Shias blame the US for failing to protect them
The American commander in Iraq, Gen John Abizaid, hardened the US line on Abu Musab al-Zarqawi in testimony to Congress in Washington.
A letter purporting to be from al-Qaeda has denied any involvement.
The blasts on Tuesday came at the climax of a Shia festival and marked Iraq's bloodiest day since the war.
Three days of national mourning are being observed in Iraq where thousands of people have taken part in the first funerals.
Fifteen people were arrested in Karbala after the blasts, including five people believed to be Iranians.
Top US administrator for Iraq Paul Bremer blamed infiltrators for the attack and said new measures would be taken to increase security on Iraq's borders.
"There are 8,000 border police on duty today and more are
on the way," Mr Bremer said.
"We are adding hundreds of
vehicles and doubling border police staffing in selected
areas. The United States has committed $60m to
support border security."
One day after the attacks, the death toll rose sharply, although there is a discrepancy between figures given by Iraqis and US officials.
"The number of martyrs from the two cities as of this afternoon is 271," Iraqi Governing Council President Mohammed Bahr al-Uloum told a news conference in Baghdad on Wednesday.

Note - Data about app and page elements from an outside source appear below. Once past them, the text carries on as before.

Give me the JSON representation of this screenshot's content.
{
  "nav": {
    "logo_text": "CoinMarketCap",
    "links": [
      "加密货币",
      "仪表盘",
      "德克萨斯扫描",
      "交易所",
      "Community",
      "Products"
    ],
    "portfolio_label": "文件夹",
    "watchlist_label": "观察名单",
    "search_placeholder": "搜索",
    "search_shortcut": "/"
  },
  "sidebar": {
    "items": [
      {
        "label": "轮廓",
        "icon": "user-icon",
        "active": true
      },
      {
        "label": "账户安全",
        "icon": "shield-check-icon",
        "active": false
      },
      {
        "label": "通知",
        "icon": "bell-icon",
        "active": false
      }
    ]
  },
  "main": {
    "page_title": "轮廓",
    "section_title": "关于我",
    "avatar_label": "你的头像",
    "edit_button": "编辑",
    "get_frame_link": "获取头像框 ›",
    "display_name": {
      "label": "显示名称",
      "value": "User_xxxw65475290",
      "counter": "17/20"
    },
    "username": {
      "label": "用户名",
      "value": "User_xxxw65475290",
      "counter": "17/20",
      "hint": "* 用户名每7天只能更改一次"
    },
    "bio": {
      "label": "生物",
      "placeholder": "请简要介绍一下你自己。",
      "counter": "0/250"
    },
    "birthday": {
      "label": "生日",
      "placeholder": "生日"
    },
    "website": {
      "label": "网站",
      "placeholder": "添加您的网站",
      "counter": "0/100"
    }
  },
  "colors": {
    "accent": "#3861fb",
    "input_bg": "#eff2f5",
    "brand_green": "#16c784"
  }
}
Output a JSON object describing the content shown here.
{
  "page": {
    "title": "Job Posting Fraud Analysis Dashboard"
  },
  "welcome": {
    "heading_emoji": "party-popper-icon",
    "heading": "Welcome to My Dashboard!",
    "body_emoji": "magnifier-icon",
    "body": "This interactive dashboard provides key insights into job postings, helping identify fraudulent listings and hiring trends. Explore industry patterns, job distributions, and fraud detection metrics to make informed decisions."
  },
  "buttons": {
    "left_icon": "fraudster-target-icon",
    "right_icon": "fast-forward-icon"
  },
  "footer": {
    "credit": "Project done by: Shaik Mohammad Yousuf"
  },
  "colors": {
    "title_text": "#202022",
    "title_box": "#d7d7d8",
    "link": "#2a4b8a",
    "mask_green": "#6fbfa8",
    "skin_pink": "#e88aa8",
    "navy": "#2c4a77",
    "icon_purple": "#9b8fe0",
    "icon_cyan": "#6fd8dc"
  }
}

US officials earlier said 117 had died.
"We have clear intelligence that ties Zarqawi to this attack," Gen John Abizaid told the House of Representatives' Armed Services Committee.
The head of the US Central Command did not give any details of the role in the attacks by the Jordanian-born suspect.
"The level of organisation and the desire to cause casualties among innocent worshippers is a clear hallmark of the Zarqawi network," Gen Abizaid said.
"We also have intelligence that shows there are some linkages between Zarqawi and former regime elements, particularly the Iraqi intelligence services," he added.
US officials say a letter from Mr Zarqawi urging attacks on Shia Muslims was intercepted last month.
MAJOR ATTACKS SINCE 1 MAY
2 Mar 2004: Up to 271 Shias killed in Baghdad and Karbala during the Ashura religious festival
1 Feb 2004: At least 101 killed by twin suicide bombings during celebrations in Kurdish city of Irbil
18 Jan 2004: 18 reported killed outside coalition HQ, Baghdad
14 Dec 2003: Car bomb at police station kills 17 in Khalidiya, west of Baghdad
12 Nov: 26 die in suicide attack on Italian base in Nasiriya
2 Nov: 16 US soldiers die as Chinook helicopter downed
27 Oct: Red Cross and other buildings in Baghdad bombed, more than 30 killed
29 Aug: Mosque near Najaf bombed, at least 80 dead including top Shia cleric
19 Aug: UN headquarters in Baghdad bombed, 23 killed including head of mission
List covers attacks since US declared war effectively over
In London, journalists at the al-Quds al-Arabi newspaper, which received a letter signed by a group said to be linked to al-Qaeda - the Abu Hafs al-Masri Brigades - said they believed the document, denying responsibility, was genuine.
Tens of thousands of people turned out in Baghdad and Karbala to bury the dead.
Chanting "God is greatest", the Karbala mourners carried aloft the coffins draped with palm leaves and Iraqi flags.
A top Shia cleric, Ayatollah al-Sistani, criticised the US for inadequately securing the country's borders from foreign attackers.
A US official said terrorists were believed to have crossed into Iraq with Iranian pilgrims planning to celebrate Ashura - a commemoration of the death of Imam Hussein in 680.